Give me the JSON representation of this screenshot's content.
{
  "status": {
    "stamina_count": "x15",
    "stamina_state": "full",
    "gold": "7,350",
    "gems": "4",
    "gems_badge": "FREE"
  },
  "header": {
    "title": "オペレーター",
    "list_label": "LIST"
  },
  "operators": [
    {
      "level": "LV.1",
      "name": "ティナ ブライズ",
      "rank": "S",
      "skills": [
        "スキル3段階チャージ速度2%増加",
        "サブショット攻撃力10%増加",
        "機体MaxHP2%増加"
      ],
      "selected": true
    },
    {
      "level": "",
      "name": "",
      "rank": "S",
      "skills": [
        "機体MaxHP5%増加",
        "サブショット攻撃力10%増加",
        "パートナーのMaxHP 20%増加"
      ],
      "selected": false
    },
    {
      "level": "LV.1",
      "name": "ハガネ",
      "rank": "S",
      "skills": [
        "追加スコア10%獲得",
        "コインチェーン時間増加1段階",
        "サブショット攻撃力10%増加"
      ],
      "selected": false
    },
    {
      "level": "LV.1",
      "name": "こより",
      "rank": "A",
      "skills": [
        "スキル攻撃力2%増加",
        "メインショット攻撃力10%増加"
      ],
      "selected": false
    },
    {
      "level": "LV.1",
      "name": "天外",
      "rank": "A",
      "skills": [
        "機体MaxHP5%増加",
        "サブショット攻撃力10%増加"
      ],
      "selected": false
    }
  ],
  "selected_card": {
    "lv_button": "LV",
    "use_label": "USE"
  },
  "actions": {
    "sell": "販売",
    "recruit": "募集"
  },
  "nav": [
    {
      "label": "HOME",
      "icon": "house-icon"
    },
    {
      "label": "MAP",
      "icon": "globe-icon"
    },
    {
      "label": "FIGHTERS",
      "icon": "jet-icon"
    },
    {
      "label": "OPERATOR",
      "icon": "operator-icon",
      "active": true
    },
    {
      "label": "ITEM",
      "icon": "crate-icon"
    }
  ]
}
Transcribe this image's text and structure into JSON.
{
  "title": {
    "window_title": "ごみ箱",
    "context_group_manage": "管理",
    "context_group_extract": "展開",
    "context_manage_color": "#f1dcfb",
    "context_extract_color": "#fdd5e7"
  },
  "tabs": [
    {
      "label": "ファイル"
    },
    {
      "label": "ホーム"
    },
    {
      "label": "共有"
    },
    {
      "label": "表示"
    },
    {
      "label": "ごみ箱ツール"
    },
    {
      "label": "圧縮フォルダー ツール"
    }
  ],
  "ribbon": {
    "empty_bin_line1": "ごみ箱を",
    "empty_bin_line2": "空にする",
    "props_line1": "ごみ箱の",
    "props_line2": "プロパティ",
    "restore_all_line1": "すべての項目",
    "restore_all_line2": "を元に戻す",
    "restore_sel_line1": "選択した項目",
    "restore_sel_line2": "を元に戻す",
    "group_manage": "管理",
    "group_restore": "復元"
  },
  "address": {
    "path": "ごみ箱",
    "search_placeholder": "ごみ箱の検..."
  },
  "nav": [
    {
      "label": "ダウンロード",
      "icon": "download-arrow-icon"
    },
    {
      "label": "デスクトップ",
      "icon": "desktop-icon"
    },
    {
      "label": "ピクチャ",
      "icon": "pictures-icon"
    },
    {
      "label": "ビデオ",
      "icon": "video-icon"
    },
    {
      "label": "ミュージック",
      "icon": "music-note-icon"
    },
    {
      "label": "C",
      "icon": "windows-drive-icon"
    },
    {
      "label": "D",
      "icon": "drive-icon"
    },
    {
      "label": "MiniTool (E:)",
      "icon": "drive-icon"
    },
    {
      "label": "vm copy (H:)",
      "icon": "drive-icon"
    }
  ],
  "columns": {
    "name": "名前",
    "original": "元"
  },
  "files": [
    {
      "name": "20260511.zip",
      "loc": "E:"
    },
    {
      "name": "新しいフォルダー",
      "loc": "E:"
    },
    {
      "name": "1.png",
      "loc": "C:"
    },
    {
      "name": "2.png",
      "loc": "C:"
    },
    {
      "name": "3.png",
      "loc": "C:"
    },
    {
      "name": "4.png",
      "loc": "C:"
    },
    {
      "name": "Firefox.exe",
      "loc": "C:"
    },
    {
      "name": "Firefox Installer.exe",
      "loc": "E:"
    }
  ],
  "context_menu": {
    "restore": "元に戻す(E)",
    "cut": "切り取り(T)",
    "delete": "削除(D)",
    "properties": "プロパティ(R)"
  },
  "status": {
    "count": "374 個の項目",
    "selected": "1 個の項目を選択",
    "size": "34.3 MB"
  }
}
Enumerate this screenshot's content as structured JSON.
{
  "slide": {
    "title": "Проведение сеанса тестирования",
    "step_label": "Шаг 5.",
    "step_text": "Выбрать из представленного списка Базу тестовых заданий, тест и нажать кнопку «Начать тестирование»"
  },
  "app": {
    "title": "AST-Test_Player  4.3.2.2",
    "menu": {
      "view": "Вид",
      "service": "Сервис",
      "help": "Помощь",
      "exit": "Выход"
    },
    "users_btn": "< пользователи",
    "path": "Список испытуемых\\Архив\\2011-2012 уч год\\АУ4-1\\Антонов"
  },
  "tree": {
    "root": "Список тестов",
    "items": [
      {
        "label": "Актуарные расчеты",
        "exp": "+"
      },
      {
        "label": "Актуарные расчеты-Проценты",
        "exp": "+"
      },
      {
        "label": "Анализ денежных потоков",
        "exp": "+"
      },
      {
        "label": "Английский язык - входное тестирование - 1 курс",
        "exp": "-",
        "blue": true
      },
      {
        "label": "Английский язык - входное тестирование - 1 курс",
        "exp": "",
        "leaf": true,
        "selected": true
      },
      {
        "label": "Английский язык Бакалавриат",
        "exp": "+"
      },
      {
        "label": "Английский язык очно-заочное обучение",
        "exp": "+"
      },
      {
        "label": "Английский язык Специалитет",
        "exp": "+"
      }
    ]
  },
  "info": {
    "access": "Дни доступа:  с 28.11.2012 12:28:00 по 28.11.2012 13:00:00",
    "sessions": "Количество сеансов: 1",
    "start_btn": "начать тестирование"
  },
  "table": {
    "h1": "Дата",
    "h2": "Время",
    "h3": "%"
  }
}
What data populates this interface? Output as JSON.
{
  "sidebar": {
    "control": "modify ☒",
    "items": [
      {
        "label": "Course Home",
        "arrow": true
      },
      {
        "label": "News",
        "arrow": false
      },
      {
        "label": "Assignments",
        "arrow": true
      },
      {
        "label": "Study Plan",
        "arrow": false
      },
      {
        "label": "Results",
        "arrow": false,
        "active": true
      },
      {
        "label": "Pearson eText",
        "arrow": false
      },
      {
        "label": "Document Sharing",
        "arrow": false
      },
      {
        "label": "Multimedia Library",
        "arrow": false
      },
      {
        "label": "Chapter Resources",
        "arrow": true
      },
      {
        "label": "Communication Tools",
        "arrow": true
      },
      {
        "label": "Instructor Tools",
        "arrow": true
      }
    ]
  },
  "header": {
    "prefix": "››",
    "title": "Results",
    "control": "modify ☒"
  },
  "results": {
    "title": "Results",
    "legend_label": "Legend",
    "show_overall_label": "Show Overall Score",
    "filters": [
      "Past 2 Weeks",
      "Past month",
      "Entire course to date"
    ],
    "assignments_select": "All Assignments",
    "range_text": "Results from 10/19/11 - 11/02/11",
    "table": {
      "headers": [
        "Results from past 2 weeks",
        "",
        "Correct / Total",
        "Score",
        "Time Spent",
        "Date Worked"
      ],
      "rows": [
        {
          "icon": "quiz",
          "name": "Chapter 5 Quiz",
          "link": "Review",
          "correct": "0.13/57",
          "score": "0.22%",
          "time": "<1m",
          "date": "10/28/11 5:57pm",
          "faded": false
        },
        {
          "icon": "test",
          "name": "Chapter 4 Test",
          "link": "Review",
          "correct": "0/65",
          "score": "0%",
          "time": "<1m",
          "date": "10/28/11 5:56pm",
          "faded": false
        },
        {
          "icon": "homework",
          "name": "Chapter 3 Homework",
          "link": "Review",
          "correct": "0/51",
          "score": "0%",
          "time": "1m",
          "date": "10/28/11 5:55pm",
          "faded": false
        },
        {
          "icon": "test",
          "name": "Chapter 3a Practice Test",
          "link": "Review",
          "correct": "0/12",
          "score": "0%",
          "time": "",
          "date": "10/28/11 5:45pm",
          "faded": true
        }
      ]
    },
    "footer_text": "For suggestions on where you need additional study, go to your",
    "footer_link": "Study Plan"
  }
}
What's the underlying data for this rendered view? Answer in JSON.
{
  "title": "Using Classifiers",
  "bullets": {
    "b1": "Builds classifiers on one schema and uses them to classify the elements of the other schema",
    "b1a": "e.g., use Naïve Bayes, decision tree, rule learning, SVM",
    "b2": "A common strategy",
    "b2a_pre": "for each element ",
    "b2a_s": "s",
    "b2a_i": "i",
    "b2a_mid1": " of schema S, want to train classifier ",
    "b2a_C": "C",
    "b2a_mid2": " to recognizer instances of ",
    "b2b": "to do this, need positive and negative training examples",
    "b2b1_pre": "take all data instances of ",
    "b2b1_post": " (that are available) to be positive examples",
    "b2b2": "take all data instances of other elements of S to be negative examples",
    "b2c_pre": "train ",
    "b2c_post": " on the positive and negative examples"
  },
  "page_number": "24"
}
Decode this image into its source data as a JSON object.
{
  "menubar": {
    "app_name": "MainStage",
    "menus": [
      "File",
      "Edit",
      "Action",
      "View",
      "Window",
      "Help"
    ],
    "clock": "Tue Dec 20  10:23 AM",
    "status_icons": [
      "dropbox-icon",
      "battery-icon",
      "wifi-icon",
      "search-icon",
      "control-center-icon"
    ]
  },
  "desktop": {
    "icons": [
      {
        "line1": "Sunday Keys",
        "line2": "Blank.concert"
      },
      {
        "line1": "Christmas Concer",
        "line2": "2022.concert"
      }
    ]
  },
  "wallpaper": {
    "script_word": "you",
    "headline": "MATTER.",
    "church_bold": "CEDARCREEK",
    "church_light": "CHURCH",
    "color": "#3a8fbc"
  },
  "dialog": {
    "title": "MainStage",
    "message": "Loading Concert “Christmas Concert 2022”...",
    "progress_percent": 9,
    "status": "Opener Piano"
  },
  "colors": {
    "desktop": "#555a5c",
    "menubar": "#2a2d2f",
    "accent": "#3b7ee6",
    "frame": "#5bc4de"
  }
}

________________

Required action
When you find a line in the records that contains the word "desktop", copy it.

Solution to this task
      "icon": "desktop-icon"
  "desktop": {
    "desktop": "#555a5c",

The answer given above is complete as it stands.